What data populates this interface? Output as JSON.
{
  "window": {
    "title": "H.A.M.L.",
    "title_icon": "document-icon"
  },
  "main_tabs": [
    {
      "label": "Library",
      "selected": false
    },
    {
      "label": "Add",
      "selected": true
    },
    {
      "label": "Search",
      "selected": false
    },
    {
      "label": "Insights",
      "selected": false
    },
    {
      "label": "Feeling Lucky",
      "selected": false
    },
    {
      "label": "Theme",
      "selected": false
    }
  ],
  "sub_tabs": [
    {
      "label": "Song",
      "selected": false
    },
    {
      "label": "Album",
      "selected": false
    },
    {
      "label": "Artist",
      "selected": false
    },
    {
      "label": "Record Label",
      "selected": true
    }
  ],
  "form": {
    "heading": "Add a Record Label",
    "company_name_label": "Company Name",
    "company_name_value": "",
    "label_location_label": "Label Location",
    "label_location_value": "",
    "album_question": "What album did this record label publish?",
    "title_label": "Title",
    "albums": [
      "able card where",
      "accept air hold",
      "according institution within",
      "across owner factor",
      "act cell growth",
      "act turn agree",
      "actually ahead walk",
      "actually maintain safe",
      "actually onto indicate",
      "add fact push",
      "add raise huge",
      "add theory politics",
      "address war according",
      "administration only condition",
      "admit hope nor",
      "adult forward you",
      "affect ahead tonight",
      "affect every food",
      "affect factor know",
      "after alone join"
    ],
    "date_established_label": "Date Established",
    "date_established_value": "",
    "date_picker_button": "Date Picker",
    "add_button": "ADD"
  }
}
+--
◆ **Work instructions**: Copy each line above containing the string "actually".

◆ **Solution**:
      "actually ahead walk",
      "actually maintain safe",
      "actually onto indicate",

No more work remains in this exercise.